Required action »
Whenever a line below holds the word "대한민국", copy that line.

Data for the task »

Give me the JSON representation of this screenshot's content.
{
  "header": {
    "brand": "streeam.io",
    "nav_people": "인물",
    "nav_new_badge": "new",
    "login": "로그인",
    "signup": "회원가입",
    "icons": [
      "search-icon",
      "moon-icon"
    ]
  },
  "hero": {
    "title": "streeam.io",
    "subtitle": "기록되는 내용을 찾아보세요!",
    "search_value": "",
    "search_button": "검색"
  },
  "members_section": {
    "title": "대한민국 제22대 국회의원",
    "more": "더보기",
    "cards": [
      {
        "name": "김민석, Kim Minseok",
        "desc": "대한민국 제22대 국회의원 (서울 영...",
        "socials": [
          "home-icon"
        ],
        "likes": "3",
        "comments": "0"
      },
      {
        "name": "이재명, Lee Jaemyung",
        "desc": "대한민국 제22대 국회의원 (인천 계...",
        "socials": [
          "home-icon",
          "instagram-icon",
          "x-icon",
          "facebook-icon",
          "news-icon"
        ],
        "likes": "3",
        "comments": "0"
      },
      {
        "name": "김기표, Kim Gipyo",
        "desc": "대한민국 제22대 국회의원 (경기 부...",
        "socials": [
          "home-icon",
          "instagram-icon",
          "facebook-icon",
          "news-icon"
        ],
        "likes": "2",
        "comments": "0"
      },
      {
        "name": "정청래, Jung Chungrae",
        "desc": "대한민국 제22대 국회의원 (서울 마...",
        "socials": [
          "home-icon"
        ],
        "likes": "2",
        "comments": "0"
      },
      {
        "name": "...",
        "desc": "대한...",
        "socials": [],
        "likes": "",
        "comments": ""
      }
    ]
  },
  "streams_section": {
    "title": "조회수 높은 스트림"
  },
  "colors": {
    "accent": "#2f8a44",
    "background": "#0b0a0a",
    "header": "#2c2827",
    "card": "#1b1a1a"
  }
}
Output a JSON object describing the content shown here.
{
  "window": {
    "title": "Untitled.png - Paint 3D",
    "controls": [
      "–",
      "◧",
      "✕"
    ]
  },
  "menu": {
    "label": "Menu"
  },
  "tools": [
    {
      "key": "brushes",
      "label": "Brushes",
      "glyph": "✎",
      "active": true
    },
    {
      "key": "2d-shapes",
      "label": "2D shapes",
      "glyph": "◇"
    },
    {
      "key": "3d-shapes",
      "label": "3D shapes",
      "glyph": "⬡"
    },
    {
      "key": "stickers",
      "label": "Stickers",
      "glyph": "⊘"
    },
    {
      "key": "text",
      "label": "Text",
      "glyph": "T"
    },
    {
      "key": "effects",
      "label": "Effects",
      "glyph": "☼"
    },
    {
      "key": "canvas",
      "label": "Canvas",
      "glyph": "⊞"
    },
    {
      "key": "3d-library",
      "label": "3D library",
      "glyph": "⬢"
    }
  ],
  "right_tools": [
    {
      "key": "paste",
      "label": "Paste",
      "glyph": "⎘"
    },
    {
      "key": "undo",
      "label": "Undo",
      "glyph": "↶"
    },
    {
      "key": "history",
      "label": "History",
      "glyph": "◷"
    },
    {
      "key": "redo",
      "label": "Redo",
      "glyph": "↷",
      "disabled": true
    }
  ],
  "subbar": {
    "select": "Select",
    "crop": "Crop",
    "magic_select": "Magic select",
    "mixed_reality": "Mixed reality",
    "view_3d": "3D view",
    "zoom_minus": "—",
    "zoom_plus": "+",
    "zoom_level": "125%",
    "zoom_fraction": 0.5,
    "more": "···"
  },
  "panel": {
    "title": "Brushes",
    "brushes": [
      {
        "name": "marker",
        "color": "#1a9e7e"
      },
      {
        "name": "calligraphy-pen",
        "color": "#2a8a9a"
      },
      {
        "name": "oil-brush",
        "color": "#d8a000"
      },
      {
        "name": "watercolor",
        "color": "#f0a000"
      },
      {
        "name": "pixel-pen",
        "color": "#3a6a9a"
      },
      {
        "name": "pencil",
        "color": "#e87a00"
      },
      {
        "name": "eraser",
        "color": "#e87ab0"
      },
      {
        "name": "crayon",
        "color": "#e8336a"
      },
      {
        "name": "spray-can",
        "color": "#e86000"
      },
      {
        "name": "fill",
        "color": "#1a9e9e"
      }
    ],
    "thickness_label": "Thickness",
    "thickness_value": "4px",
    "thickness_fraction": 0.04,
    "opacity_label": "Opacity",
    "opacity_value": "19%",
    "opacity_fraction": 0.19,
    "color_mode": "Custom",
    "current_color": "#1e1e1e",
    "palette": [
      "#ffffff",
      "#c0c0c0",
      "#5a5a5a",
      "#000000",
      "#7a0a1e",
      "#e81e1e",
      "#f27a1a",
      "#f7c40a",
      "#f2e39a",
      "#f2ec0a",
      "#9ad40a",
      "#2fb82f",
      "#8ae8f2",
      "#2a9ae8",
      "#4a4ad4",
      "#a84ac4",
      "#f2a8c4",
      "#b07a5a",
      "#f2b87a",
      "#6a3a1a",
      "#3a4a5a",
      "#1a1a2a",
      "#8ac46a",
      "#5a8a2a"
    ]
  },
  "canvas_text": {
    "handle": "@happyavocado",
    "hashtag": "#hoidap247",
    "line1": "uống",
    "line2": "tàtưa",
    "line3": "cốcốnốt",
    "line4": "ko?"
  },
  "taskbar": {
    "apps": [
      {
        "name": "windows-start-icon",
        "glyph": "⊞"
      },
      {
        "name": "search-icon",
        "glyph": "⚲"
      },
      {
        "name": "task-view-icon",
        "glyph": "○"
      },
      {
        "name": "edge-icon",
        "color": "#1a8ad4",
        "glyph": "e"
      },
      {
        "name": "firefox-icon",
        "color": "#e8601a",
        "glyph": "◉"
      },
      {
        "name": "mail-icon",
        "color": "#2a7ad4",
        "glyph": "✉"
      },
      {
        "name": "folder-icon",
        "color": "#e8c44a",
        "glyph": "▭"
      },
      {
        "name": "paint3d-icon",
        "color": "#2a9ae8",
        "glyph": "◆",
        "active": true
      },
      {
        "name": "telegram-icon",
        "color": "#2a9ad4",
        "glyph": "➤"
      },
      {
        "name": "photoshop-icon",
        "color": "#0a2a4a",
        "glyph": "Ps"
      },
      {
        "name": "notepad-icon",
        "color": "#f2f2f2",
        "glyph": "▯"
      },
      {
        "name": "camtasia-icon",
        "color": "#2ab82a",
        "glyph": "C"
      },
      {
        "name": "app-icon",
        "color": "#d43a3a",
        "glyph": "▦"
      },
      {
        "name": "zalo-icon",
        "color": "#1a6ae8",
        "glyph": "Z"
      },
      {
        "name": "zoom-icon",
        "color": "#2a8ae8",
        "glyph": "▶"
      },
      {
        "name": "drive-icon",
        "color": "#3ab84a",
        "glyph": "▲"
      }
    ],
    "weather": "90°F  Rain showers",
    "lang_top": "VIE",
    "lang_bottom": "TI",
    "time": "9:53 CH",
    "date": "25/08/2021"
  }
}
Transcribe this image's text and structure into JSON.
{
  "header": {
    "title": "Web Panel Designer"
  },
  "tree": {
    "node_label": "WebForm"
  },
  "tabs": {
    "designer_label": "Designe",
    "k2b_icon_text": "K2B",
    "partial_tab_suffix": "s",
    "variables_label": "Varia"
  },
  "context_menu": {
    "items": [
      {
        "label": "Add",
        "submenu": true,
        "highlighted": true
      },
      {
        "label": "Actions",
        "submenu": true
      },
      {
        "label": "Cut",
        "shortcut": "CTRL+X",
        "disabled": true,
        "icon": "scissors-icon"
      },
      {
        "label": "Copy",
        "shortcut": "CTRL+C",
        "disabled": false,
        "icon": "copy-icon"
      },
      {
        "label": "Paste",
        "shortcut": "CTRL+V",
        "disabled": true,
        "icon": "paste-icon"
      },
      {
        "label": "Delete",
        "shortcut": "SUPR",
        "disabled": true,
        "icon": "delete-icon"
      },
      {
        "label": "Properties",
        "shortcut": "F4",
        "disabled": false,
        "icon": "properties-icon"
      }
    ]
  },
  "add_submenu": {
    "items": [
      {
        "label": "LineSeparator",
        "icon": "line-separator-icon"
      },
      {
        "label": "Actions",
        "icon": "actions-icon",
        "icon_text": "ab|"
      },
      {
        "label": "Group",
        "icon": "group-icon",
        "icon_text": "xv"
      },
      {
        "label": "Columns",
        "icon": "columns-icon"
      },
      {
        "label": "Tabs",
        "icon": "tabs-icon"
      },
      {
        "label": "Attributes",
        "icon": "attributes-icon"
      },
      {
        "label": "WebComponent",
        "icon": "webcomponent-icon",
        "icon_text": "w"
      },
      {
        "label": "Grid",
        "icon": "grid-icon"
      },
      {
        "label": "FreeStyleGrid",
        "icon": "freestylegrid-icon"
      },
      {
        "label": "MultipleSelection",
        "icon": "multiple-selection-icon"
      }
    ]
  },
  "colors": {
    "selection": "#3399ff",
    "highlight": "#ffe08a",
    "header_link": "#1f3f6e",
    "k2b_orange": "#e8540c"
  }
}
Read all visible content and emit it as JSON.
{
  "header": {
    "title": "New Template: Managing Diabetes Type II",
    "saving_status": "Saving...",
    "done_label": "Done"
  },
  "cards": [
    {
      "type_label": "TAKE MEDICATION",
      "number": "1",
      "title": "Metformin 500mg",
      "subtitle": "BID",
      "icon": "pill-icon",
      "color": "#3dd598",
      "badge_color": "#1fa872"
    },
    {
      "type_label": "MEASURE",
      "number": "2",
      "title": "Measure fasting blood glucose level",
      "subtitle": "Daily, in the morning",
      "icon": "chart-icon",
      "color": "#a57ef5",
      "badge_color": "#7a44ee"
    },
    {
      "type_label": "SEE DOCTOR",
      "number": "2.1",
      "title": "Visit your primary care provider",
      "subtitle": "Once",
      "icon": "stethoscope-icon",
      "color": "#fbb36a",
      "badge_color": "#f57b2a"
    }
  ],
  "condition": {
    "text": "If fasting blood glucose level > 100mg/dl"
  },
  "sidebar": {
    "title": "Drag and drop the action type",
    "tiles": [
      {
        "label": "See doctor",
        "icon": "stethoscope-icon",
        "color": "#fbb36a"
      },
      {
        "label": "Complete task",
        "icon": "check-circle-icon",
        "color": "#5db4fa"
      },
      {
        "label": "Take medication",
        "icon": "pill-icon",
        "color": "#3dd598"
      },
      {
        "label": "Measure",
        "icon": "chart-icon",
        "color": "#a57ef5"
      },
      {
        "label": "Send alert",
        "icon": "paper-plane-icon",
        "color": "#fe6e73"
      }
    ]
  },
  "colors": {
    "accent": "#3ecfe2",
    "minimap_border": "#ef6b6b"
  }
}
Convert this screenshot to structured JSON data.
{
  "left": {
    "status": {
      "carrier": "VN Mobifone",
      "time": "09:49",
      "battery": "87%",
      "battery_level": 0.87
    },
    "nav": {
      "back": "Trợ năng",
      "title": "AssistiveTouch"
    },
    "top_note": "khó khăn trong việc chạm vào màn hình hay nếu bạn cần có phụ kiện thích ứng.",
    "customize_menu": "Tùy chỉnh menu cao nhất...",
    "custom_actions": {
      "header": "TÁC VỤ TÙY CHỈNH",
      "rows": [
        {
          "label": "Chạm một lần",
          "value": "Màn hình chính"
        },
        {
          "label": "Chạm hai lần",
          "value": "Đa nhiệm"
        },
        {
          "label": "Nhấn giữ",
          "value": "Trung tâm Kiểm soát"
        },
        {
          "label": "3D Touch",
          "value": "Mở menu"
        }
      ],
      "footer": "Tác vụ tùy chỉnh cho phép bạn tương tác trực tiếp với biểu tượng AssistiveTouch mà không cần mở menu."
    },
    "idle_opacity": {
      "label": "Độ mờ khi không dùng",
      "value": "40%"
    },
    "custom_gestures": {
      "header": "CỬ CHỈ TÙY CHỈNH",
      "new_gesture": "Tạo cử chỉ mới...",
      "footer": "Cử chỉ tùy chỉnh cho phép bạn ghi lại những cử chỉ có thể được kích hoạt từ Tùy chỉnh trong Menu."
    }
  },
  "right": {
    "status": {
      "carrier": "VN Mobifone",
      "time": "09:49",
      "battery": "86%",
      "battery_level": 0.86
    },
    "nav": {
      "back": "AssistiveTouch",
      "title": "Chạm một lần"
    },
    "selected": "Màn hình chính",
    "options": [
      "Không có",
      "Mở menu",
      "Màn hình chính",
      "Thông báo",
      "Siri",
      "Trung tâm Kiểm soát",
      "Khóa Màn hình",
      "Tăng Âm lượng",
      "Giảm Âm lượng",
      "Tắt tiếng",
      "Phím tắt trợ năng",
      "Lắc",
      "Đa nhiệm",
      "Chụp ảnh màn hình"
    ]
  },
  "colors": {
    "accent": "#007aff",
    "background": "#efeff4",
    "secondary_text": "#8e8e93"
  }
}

Written response »
    "title": "대한민국 제22대 국회의원",
        "desc": "대한민국 제22대 국회의원 (서울 영...",
        "desc": "대한민국 제22대 국회의원 (인천 계...",
        "desc": "대한민국 제22대 국회의원 (경기 부...",
        "desc": "대한민국 제22대 국회의원 (서울 마...",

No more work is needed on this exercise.